Recently I came across a book in a Catholic book store that I had heard good things about previously. It was with pleasure that I picked up Edmund Campion – A Life by Evelyn Waugh printed by Ignatius Press. It is always good to read about the saints, but the writing of those who write on the saints is not always good. It is no surprise that one of the great writers of the last century such as Evelyn Waugh would turn out a great book.
Edmund Campion is a biography of the Jesuit Saint Edmund Campion who was martyred in the aftermath of the Protestant Reformation and the increasingly severe penal laws in England. This book was written in 1935 only five years after Waugh’s conversion into the Catholic Church. It is a straightforward biography based on the best historical research available at the time. The author does not inject himself in the book in that he tries hard to stick to the historical narrative of what can actually be known and any dialogue in the book is straight from the historical record. This is in no way some syrupy hagiography that diverges from facts with flowery stories or that tries to inflate the actions of Edmund Campion. Though considering the subject this is not much needed when you look at his amazing life.
The book running at a little more than 200 pages is divided into four very appropriate chapters: The Scholar, The Priest, The Hero, The Martyr. I wonder if you have to give a spoiler alert when you are talking a martyr. Evelyn Waugh provides the necessary historical background of the state of the Church and of the politics involved and you fast become involved in the biography as if you were reading a novel. Every time you read about the recusants and those in Church history who were persecuted for the faith it always gives you a greater appreciation of what most Catholics in the modern world take for granted. When we go to Mass we aren’t worried that somebody is going to turn us in or that we don’t need guards to warn is people are coming so that the priest can hide in the priest-hole.
The first two chapters deal with his academic life and his early career as he initially leaves England because of the growing persecution of Catholics and his decision to become a priest and then a Jesuit. The biographic then moves to his returning to England. Like many saints he was not specifically making decisions that would lead him on the road to martyrdom. In fact circumstances could have left him teaching in Vienna and Prague since the Jesuits at the time had no chapters in England. But also like many saints when it became apparent that he would indeed be traveling down that road it was done with joy.
As Waugh chronicles Campion’s year of attending to the Catholics in England you again get caught up in the drama as he and other priests continue to minister to the flock for the good of souls. It is a measure of Campion’s genius that his "Brag" that he wrote in a half-hour’s time to defend himself from charges of treason was printed and reprinted across England.
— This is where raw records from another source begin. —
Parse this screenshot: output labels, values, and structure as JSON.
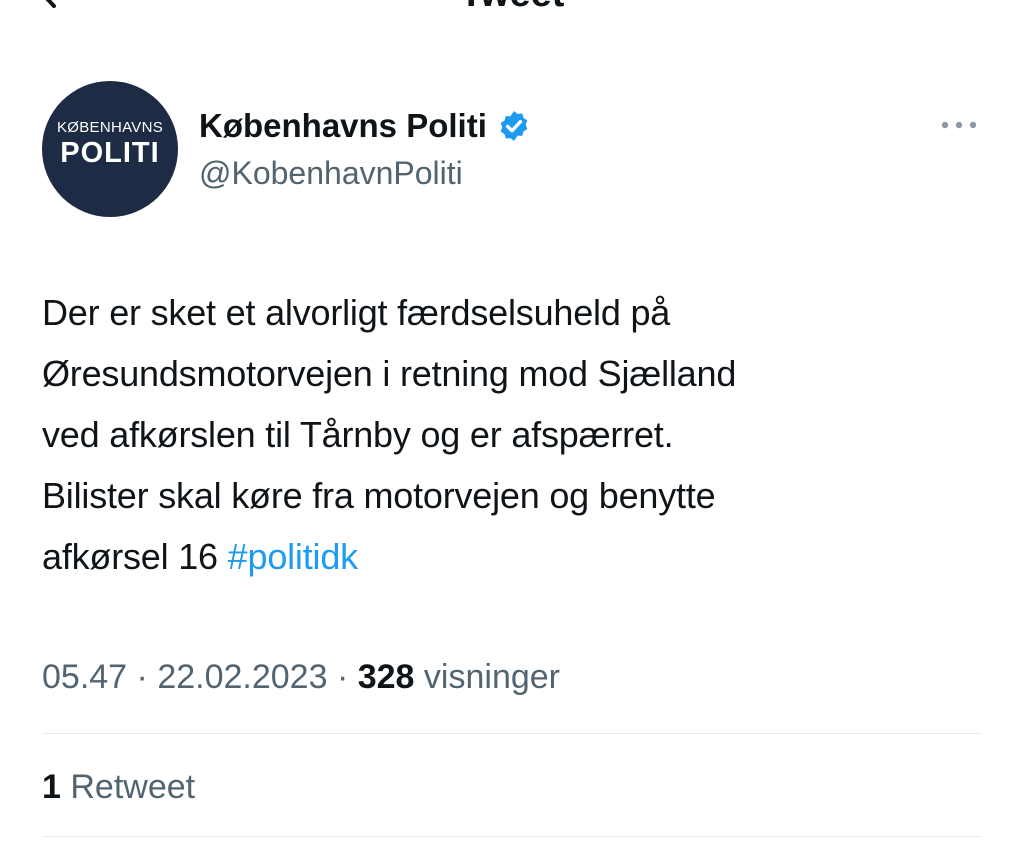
{
  "header": {
    "title": "Tweet",
    "back_icon": "back-arrow-icon"
  },
  "author": {
    "display_name": "Københavns Politi",
    "handle": "@KobenhavnPoliti",
    "verified": true,
    "avatar": {
      "line1": "KØBENHAVNS",
      "line2": "POLITI"
    }
  },
  "menu": {
    "more_icon": "more-options-icon"
  },
  "tweet": {
    "lines": [
      "Der er sket et alvorligt færdselsuheld på",
      "Øresundsmotorvejen i retning mod Sjælland",
      "ved afkørslen til Tårnby og er afspærret.",
      "Bilister skal køre fra motorvejen og benytte",
      "afkørsel 16 "
    ],
    "hashtag": "#politidk"
  },
  "meta": {
    "time": "05.47",
    "separator": "·",
    "date": "22.02.2023",
    "views_count": "328",
    "views_label": "visninger"
  },
  "stats": {
    "retweet_count": "1",
    "retweet_label": "Retweet"
  },
  "colors": {
    "link": "#1d9bf0",
    "secondary_text": "#536471",
    "avatar_bg": "#1d2b44",
    "verified": "#1d9bf0"
  }
}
Or that his famous Ten Reasons would provide much annoyance to the authorities at the time. So annoying that once he was captured and tortured they brought him to a series of debates to try to counter it. Waugh does not dwell much into St. Campion’s grisly martyrdom that will be familiar to those that saw Braveheart, but it is quite interesting the stories he describes by those who were converted by Campion in his last days.
Highly recommended and one of those rare biographies that is indeed a page-turner.